• To do
Line by line, retype the material exactly and leave each picture out.
[[ Records supplied open ]]
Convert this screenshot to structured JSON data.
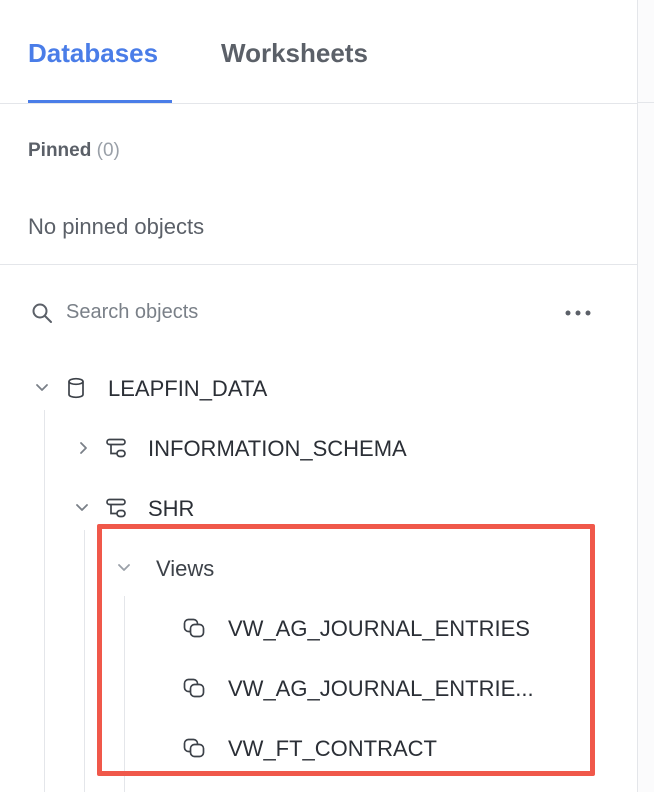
{
  "tabs": [
    {
      "label": "Databases",
      "active": true
    },
    {
      "label": "Worksheets",
      "active": false
    }
  ],
  "pinned": {
    "header": "Pinned",
    "count": "(0)",
    "empty_text": "No pinned objects"
  },
  "search": {
    "placeholder": "Search objects",
    "icon": "search-icon",
    "more_icon": "more-horizontal-icon"
  },
  "tree": {
    "database": {
      "label": "LEAPFIN_DATA",
      "expanded": true,
      "icon": "database-icon"
    },
    "schemas": [
      {
        "label": "INFORMATION_SCHEMA",
        "expanded": false,
        "icon": "schema-icon"
      },
      {
        "label": "SHR",
        "expanded": true,
        "icon": "schema-icon"
      }
    ],
    "views_group": {
      "label": "Views",
      "expanded": true
    },
    "views": [
      {
        "label": "VW_AG_JOURNAL_ENTRIES",
        "icon": "view-icon"
      },
      {
        "label": "VW_AG_JOURNAL_ENTRIE...",
        "icon": "view-icon"
      },
      {
        "label": "VW_FT_CONTRACT",
        "icon": "view-icon"
      }
    ]
  },
  "colors": {
    "accent": "#4a7de8",
    "highlight": "#f0584a",
    "text": "#2b2f36",
    "muted": "#5b6068"
  }
}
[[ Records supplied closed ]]
• Expected answer
Convert this screenshot to structured JSON data.
{
  "tabs": [
    {
      "label": "Databases",
      "active": true
    },
    {
      "label": "Worksheets",
      "active": false
    }
  ],
  "pinned": {
    "header": "Pinned",
    "count": "(0)",
    "empty_text": "No pinned objects"
  },
  "search": {
    "placeholder": "Search objects",
    "icon": "search-icon",
    "more_icon": "more-horizontal-icon"
  },
  "tree": {
    "database": {
      "label": "LEAPFIN_DATA",
      "expanded": true,
      "icon": "database-icon"
    },
    "schemas": [
      {
        "label": "INFORMATION_SCHEMA",
        "expanded": false,
        "icon": "schema-icon"
      },
      {
        "label": "SHR",
        "expanded": true,
        "icon": "schema-icon"
      }
    ],
    "views_group": {
      "label": "Views",
      "expanded": true
    },
    "views": [
      {
        "label": "VW_AG_JOURNAL_ENTRIES",
        "icon": "view-icon"
      },
      {
        "label": "VW_AG_JOURNAL_ENTRIE...",
        "icon": "view-icon"
      },
      {
        "label": "VW_FT_CONTRACT",
        "icon": "view-icon"
      }
    ]
  },
  "colors": {
    "accent": "#4a7de8",
    "highlight": "#f0584a",
    "text": "#2b2f36",
    "muted": "#5b6068"
  }
}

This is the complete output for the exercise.